Unprotected Sex Better Than "Itchy" Condom – Sex Workers

MASVINGO – The Sex Workers Advocacy Group (SWAG) has called upon the government to rebrand and add lubricants to the Panther condom saying men despised the freely distributed condom and some were not willing to make use of it.

The sex workers were speaking at a workshop called provincial SWAG dialogue organised by Batanai HIV and AIDS Service Organization (BHASO) at Chevron Hotel.

The workshop was meant to discuss problems faced by sex workers and find solutions so as to meet the government’s policy towards HIV and Aids.

Popularly known as the ‘ma deMbare’ due to its distinctive blue and white colours synonymous with Dynamos Football Club, the Panther condom, the sex workers said, was also uncomfortable during sex.

“We are asking for authorities to rebrand the ‘deMbare’ condom because our clients do not want to use it because it’s itchy and this leaves us without option. We end up having unprotected sex,” said one sex worker.

They appealed for the provision of extra lubricants for free condoms so that they become more appealing, comfortable and less likely to burst during sex.

The Zimbabwe National Family Planning Council (ZNFPC) board chairperson Peter Vhoko told the gathering that the suggestions may take some time to implement because the condom is not manufactured in locally.

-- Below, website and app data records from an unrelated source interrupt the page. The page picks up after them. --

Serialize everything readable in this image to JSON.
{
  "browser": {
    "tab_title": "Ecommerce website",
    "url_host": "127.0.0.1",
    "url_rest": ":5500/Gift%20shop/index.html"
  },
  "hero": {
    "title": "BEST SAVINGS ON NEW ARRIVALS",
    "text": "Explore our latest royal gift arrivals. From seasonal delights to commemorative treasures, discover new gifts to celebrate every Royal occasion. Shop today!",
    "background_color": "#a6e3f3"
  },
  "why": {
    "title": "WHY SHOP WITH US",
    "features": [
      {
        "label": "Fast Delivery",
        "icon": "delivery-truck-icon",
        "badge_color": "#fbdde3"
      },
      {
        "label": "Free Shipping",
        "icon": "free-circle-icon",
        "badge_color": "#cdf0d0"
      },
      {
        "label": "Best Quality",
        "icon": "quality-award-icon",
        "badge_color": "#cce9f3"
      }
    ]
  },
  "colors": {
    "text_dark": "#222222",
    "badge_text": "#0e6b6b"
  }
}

“The request has however been send to the manufacturer. My organisation and its partners will make noise and do follow ups to make sure the request is taken care of,” Vhoko said.

The ‘sisters’, as the sex workers called themselves, also asked for the legalisation of prostitution so as to end stigmatisation.

Sex workers, they said, need to be supported through funding for income generation projects as most of them were in it not out of choice but out of necessity.

“If we are given something to do we won’t risk our heath by engaging in unprotected sex,” another sex worker said.

Statistics show that Zimbabwe is one of the countries with the highest condom use in the world.

Many Africans, however, have negative perceptions of freely distributed condoms which they regard as of poor quality.